Tuke Manton have been commissioned to develop a residential scheme for a disused site in Chatham Street. The site is an irregularly shaped infill site, which comprises open yard space and a lean-to single storey shed. The property is located between two three-storey terraced houses at 109 and 119 Chatham Street and it benefits from frontage onto Chatham Street and an open green space opposite.
The vision for the proposal seeks to set an example for an infill development that not only contributes to the streetscape, but is more compatible with the neighbourhood and also provides a better, safer environment for families. This aims to provide high quality housing with various size units to create a mixed community in an inner city context. The scheme aspires to be a sensitive and contemporary design in a traditional context.
By closing the gap in the existing row of terraces, a quiet and semi-private courtyard is created. While the main access to the block of flats is from the street, access to the rear of the site is provided through an undercroft. This leads to the communal and private gardens, and all other buildings on site.
While the front 3-storey block provides 8no. flats accommodation, a detached 1 ½ storey 3-bedroom house is proposed to the rear of the site. In order for it to be unobtrusive to neighbouring properties north of the site, it is proposed to be partially lowered into the ground. By this means a maximum sensible density on site is achieved without detrimental effect to neighbouring properties.

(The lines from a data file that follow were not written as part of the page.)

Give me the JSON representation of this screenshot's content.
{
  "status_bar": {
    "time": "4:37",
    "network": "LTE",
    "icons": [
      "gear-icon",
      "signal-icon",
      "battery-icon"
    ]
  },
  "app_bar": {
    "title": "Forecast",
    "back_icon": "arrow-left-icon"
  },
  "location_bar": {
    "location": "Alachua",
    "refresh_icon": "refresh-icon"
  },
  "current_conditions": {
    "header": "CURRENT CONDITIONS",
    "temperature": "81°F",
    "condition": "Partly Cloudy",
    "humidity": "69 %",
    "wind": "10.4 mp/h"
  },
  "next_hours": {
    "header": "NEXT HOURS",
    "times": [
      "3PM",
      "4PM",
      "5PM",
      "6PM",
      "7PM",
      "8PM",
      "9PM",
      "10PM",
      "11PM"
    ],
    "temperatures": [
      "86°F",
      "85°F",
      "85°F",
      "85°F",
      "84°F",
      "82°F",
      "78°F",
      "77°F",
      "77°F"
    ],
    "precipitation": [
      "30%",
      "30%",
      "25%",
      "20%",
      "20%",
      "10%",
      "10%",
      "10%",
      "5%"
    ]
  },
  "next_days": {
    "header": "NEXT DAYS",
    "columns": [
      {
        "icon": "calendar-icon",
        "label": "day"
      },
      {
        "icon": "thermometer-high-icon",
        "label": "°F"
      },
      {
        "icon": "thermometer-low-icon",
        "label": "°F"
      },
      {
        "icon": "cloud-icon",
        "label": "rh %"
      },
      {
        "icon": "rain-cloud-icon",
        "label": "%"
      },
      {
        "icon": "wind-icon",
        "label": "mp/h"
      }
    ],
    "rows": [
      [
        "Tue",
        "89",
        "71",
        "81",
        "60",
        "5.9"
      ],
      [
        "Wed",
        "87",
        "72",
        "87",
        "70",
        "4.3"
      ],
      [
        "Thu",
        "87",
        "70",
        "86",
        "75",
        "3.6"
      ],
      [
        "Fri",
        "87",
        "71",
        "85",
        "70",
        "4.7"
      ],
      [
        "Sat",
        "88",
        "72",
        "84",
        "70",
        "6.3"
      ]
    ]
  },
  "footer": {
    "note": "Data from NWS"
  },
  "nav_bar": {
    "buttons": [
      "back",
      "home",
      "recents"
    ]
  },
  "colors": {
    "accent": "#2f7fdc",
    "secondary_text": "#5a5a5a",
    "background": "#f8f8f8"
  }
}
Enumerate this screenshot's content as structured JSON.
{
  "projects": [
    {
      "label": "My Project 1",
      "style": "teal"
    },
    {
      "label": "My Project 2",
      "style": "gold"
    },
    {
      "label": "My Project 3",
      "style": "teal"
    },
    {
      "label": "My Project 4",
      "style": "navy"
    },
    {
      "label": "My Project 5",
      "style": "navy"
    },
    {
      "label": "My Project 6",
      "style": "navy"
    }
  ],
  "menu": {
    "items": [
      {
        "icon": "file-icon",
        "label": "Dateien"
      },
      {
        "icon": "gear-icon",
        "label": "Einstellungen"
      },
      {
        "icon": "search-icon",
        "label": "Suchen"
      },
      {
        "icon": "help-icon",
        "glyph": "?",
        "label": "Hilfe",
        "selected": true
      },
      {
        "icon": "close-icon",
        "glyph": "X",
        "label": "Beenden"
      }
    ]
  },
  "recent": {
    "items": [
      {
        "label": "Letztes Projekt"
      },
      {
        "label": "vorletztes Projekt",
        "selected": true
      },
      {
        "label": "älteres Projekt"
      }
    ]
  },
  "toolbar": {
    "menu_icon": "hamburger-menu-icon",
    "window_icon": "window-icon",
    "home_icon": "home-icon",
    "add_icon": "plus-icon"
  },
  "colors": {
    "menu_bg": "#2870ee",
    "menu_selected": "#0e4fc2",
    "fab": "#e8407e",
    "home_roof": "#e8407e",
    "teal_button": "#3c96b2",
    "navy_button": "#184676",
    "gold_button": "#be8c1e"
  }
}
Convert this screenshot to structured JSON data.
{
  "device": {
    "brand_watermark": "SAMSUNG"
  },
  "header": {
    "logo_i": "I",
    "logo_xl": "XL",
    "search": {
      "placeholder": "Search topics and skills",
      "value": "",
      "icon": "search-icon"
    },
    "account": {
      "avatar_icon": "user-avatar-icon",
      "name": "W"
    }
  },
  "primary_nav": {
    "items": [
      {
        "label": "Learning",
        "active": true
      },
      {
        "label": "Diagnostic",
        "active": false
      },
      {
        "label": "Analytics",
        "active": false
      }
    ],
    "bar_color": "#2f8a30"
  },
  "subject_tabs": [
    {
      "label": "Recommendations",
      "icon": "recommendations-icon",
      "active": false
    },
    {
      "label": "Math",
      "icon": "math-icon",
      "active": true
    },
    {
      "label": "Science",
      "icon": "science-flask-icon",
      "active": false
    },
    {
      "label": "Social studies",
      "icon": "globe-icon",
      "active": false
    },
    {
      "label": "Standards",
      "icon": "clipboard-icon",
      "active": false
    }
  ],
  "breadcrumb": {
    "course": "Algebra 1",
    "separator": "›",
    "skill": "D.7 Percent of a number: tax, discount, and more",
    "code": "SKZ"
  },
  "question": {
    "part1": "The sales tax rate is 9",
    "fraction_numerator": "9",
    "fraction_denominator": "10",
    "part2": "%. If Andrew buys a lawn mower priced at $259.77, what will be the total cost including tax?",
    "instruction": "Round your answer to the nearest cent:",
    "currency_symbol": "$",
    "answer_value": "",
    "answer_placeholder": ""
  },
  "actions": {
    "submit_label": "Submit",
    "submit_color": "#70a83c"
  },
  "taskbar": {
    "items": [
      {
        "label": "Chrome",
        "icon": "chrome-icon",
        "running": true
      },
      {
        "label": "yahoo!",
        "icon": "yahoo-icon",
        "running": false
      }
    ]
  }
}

All the units are designed to comply with current Housing Corporation Housing Quality Indicators (HQfs) and Southwark’s Adopted Residential Design Standards (SPD). The dwellings and the scheme as a whole will achieve at least a Code for Sustainable Homes Level 3 rating which will ensure that these are high quality homes that are economical and energy efficient in their running costs. Particular attention is to be drawn to the detached house which is proposed to achieve Passivhaus standard.
The project has been given planning permission in October 2010.